Saved entries:
********

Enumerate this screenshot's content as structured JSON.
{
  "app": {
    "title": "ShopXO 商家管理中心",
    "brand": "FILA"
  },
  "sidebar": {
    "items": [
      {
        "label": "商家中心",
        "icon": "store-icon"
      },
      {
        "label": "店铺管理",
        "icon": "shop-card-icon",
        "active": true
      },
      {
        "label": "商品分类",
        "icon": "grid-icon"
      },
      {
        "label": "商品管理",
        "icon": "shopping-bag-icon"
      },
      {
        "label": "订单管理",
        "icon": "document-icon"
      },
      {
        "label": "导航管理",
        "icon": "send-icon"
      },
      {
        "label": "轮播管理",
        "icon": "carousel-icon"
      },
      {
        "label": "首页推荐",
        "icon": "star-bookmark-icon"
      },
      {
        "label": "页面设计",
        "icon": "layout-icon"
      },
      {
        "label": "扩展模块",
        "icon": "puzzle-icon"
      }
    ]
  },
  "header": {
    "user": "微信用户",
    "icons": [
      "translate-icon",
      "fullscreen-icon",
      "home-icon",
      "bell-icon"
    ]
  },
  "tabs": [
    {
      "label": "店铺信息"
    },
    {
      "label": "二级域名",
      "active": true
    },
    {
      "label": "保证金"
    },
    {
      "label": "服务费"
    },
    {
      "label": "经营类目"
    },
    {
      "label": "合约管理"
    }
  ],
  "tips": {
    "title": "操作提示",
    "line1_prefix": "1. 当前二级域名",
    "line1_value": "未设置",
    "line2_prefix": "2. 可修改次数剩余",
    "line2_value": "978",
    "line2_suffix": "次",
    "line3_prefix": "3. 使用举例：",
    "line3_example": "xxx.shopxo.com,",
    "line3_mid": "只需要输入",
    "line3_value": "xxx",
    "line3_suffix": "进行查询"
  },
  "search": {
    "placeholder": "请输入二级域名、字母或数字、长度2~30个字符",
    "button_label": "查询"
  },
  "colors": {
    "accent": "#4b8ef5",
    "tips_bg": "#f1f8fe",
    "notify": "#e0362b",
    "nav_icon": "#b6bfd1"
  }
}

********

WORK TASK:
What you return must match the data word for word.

FINISHED EXERCISE:
Enumerate this screenshot's content as structured JSON.
{
  "app": {
    "title": "ShopXO 商家管理中心",
    "brand": "FILA"
  },
  "sidebar": {
    "items": [
      {
        "label": "商家中心",
        "icon": "store-icon"
      },
      {
        "label": "店铺管理",
        "icon": "shop-card-icon",
        "active": true
      },
      {
        "label": "商品分类",
        "icon": "grid-icon"
      },
      {
        "label": "商品管理",
        "icon": "shopping-bag-icon"
      },
      {
        "label": "订单管理",
        "icon": "document-icon"
      },
      {
        "label": "导航管理",
        "icon": "send-icon"
      },
      {
        "label": "轮播管理",
        "icon": "carousel-icon"
      },
      {
        "label": "首页推荐",
        "icon": "star-bookmark-icon"
      },
      {
        "label": "页面设计",
        "icon": "layout-icon"
      },
      {
        "label": "扩展模块",
        "icon": "puzzle-icon"
      }
    ]
  },
  "header": {
    "user": "微信用户",
    "icons": [
      "translate-icon",
      "fullscreen-icon",
      "home-icon",
      "bell-icon"
    ]
  },
  "tabs": [
    {
      "label": "店铺信息"
    },
    {
      "label": "二级域名",
      "active": true
    },
    {
      "label": "保证金"
    },
    {
      "label": "服务费"
    },
    {
      "label": "经营类目"
    },
    {
      "label": "合约管理"
    }
  ],
  "tips": {
    "title": "操作提示",
    "line1_prefix": "1. 当前二级域名",
    "line1_value": "未设置",
    "line2_prefix": "2. 可修改次数剩余",
    "line2_value": "978",
    "line2_suffix": "次",
    "line3_prefix": "3. 使用举例：",
    "line3_example": "xxx.shopxo.com,",
    "line3_mid": "只需要输入",
    "line3_value": "xxx",
    "line3_suffix": "进行查询"
  },
  "search": {
    "placeholder": "请输入二级域名、字母或数字、长度2~30个字符",
    "button_label": "查询"
  },
  "colors": {
    "accent": "#4b8ef5",
    "tips_bg": "#f1f8fe",
    "notify": "#e0362b",
    "nav_icon": "#b6bfd1"
  }
}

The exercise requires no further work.